Loving edge-to-edge screens? Get used to buttons on the back
We’ve been begging for it for quite some time: screens that span the entire front of our phones. The hated “bezel” used to be a place where we could hold on to our devices without accidentally touching the screen, and there was a point in time when the bezel was a necessary component to actually hold our screens in place, with the screen and digitizer both recessed behind it.
Fast-forward to today and our phones have a single slab of glass that occupies most of the front of the device. The bezel is now an area of black around the screen that taunts us. We want that area filled with pixels. We want them to run all the way to the edge of the device. And as consumers, we’re not alone.
Manufactures are aiming for that objective, too, though possibly for different reasons. Our phones are already quite large (and this from a guy who has remarkably big hands), so increasing the viewable size of the phone means one of two things: making our phones even bigger, or making their bezels smaller. Right now they’re doing both.
I think we’ll all agree that bigger screens without the necessity of a bigger phone is generally a good thing. Spreading the screen wider to take advantage of the space already available under the glass is also a good thing. But there’s something that you probably haven’t considered when talking about the bezel…
That’s where your buttons live
Like icebergs, when you look at a button you’re only seeing the very top — there’s a whole lot more hiding under the surface. Buttons are physical components that are made up of more that what you can see on the top. There’s even more to them sitting just inside the phone. There’s some type of “spring” mechanism to return the button to the “unpressed” state, and there’s an electrical switch sitting inside as well. When you push the button, it travels some distance inside your phone, until it finally closes the electrical circuit, which the operating system registers as a “button push”.
As a rule of thumb, the width of your bezel can be assumed to be the space that your buttons need to function without scraping across the back of the screen. There are many ways to mitigate all the real estate that buttons take up inside your phone, but it’s easier to simply put all their innards inside the bezel. Thus defeating the nirvana of edge-to-edge screens.
There is a solution
Manufacturers are making their screens and digitizers thinner, and some of them are making their buttons thinner, too. The combination of the two allows for thin buttons to sit behind thin screens, thus keeping them in the same locations that we’ve gotten used to over the years. Some people don’t like these super-skinny buttons, and they’re not terribly easy for manufacturers to make.
The other solution is to put buttons on the back of our devices. I know, it sounds crazy, but it can work. Our hands are already wrapped around our phones when we’re holding them, so putting volume and power buttons on the back, right where our fingers would naturally fall makes a lot of sense! Motorola tried something similar with its XOOM tablet. The power button on the XOOM was on the back, right under your left index finger. It was perfect. It felt great. It worked great. It was right where it needed to be.
People hated it.
Perhaps they hated the tiny volume up/down buttons that were on the left edge, near the power button and were just taking their frustration out on the power button because of its proximity. Who’s to say.

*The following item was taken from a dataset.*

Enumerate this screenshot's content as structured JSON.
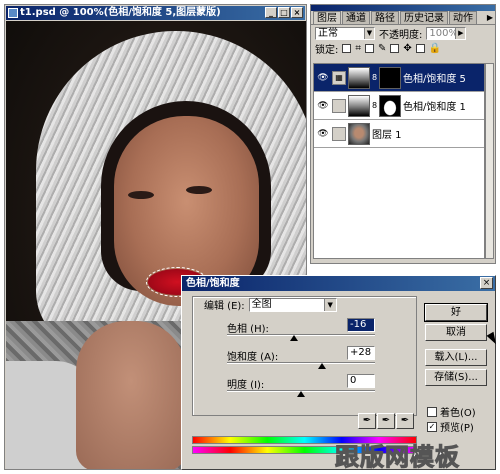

In any event, as screens get wider and bezels get smaller, if you don’t want thick-backed phones or buttons as thin as razor blades, eventually you’re going to have to come to terms with buttons on the back of your smartphone. Will you be ready?